At this point it is starting to feel like one of those “how many (fill in the blank) does it take to screw in a lightbulb” jokes. Seriously Washington Department of Fish & Wildlife (WDFW), how long does it take to designate a river in Northern Puget Sound as a Wild Steelhead Gene Bank (WSGB)? How many commissions, special tasks forces, forums, and public comment periods do you need to undertake to make that happen? And how can you hold a public comment process and not act when 91 percent of respondents want the Skagit to be designated? Apparently for WDFW, the answer is at least nine years, one more advisory group, and “uncertainty” about the will of the people because earlier this week, WDFW decided to kick that can down the road one more time.
In 2008, WDFW was tasked with the incredibly manageable task of designating one river (JUST ONE) in Northern Puget Sound as a WSGB – a wild steelhead sanctuary that would forever be free from the threat of hatchery steelhead. The creation of this WSBG is mandated by Washington’s Statewide Steelhead Management Plan, a plan that was created because steelhead in Puget Sound and other parts of Washington are going the way of the dodo.
That’s not hyperbole. At the beginning of the 20th Century, there were nearly 1 million wild steelhead that returned to Puget Sound rivers every year. Just more than a century later and that number has plummeted to less than 15,000 fish! Even in the face of that precipitous decline, WDFW still manages to consistently drag its feet on taking any action that will help reverse this dramatic decline.
In the time it has taken WDFW to fail to make this designation, the world has become a radically different place. When WDFW started this process…
- George W Bush was President. That means everything President Obama has accomplished or ruined (depending on your perspective) was done faster than WDFW’s designation process.
- Instagram, Snapchat, Tinder, and Pinterest were still years away from existing.
- Myspace was more popular than Facebook and more than likely you had never sent a tweet.
- You had never seen an iPad, Android Phone, or Fitbit before because they did not exist.
- You also couldn’t find gluten-free anything on any menus or grocery store shelves.
- And recently anointed Olympic legends Simone Biles and Katie Ladecky were still in elementary school.
It is crazy to think that a President can serve a full eight-years, that the entire world of how we interface with technology can radically change, and that Olympians can build and define their athletic careers in the time it takes WDFW to make one simple designation when 91 percent of people want the same thing. But regrettably that’s the world we live in today – a world where a government agency tasked with protecting a threatened species prefers to ignore the will of the overwhelming majority and kick the can down the road rather than take a hard stand and make bold decisions.
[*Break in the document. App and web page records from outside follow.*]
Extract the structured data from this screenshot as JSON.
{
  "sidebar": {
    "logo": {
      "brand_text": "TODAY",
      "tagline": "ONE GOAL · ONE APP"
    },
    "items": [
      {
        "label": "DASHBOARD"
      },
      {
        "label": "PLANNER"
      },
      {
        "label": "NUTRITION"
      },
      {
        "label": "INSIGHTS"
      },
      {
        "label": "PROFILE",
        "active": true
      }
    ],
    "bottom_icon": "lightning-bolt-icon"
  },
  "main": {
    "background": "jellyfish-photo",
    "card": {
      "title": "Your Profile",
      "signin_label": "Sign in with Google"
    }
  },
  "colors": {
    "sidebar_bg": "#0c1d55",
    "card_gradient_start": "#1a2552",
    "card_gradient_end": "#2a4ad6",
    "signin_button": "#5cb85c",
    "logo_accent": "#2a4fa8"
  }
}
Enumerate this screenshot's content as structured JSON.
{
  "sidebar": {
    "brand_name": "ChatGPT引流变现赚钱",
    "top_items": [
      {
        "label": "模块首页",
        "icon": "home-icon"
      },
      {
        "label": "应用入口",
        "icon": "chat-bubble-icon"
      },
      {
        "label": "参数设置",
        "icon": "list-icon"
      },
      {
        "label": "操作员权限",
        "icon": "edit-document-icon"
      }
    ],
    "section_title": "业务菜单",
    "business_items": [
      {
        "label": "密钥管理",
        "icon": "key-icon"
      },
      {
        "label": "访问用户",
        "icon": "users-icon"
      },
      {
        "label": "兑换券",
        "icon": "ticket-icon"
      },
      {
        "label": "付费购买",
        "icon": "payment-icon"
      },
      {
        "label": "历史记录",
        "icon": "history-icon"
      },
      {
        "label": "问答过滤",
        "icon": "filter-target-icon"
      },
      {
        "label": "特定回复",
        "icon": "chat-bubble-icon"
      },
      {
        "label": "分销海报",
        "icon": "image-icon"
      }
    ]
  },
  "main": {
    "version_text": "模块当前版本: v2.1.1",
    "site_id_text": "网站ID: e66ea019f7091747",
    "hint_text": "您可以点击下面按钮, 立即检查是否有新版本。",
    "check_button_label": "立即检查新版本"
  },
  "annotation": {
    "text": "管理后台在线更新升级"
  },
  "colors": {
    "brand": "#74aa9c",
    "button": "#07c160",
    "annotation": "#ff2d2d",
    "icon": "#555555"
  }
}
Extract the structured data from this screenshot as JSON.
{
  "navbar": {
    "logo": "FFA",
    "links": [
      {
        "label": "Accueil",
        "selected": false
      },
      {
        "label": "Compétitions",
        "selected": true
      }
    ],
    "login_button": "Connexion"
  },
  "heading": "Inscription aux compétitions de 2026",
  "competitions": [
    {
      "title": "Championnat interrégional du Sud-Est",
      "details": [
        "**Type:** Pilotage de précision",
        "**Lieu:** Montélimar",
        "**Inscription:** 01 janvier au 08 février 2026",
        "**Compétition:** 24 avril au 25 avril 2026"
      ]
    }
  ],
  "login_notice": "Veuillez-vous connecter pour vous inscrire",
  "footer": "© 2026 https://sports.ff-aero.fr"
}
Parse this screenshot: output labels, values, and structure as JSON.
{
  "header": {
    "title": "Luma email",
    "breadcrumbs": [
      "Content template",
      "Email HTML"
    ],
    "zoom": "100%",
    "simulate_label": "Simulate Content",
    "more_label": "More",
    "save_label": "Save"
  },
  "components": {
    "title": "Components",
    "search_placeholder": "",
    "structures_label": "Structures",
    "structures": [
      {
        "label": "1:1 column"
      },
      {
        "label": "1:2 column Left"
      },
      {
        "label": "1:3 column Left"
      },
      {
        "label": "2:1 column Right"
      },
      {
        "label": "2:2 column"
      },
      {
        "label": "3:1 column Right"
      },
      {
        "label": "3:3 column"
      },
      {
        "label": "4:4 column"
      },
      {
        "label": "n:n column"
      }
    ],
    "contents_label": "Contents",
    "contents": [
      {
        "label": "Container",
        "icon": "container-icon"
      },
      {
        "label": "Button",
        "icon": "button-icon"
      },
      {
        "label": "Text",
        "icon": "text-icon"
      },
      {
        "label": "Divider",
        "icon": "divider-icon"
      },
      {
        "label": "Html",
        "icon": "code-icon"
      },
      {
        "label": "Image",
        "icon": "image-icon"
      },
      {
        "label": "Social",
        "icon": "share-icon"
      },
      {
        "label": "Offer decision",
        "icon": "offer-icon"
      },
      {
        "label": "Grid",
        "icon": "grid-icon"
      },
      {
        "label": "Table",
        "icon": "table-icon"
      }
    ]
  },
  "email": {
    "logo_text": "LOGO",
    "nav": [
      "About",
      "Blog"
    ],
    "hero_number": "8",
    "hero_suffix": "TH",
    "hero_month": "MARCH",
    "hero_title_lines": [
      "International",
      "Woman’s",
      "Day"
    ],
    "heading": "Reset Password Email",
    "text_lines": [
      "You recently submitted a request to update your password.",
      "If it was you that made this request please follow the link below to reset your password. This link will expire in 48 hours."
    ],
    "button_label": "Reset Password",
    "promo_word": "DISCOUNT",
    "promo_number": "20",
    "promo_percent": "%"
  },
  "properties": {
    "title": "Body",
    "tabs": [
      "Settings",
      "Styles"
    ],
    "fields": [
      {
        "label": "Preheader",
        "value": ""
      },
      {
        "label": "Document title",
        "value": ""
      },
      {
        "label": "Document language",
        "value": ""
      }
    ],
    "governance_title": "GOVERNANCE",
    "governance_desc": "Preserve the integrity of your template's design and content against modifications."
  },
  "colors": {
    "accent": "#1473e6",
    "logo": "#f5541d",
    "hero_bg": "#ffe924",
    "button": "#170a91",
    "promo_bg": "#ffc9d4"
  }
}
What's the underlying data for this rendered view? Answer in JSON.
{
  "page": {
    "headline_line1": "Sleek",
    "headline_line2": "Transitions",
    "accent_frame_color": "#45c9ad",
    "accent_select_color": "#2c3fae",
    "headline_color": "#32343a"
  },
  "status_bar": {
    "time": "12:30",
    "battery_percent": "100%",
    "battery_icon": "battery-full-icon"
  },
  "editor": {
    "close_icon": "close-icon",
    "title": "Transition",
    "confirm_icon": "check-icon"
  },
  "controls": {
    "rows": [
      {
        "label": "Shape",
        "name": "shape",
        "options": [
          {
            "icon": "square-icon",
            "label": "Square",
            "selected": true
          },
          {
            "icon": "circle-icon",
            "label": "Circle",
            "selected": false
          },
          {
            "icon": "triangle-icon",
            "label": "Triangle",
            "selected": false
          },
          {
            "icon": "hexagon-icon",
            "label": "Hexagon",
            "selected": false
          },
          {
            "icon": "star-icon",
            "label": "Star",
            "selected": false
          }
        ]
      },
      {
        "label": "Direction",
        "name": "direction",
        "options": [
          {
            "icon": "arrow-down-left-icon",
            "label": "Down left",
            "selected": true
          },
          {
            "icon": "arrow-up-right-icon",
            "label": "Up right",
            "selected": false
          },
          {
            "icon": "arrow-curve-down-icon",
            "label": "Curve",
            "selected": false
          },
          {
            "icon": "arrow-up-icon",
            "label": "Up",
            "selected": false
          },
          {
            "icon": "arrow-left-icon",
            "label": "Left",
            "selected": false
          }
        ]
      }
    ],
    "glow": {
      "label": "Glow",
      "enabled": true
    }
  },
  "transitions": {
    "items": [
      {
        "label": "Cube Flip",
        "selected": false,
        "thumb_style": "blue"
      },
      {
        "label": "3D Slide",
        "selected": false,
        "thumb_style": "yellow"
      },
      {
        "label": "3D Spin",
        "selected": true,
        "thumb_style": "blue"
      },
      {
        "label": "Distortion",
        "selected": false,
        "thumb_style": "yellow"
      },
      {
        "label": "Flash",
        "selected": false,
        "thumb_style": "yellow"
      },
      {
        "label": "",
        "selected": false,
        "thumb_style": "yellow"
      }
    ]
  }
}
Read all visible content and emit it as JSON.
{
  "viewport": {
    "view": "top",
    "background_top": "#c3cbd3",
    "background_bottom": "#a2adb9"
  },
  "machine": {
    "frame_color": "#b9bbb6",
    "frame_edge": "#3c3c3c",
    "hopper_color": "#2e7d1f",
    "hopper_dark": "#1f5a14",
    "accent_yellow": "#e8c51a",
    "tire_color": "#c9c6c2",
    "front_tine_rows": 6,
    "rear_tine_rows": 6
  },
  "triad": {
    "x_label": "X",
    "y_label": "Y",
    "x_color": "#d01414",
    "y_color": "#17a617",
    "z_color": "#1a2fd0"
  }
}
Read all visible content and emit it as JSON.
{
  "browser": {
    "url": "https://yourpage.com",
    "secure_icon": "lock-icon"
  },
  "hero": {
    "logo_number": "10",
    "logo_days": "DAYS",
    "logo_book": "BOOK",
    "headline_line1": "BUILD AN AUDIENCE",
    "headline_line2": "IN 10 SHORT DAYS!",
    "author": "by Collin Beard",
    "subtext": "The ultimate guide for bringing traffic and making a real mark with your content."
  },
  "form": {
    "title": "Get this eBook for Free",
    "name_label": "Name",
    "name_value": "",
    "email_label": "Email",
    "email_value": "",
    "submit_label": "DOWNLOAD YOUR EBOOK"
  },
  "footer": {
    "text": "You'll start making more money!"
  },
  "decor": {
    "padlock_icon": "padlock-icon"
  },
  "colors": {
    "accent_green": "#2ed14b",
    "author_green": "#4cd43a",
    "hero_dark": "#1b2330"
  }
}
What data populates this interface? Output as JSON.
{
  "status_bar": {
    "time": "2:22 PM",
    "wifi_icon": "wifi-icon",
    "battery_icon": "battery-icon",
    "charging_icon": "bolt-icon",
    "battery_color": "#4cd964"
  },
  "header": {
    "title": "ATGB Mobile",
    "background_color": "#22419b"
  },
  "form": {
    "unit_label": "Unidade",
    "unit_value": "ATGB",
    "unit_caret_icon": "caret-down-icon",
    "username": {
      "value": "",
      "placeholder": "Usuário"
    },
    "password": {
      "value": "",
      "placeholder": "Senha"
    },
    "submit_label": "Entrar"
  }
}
This punting on big decisions has to stop now. We are running out of time and opportunities to conserve wild steelhead stocks. WDFW, it is time you get your shit together and get something meaningful done. It’s time to make the Skagit a Wild Steelhead Gene Bank.
Photo credit: Dave McCoy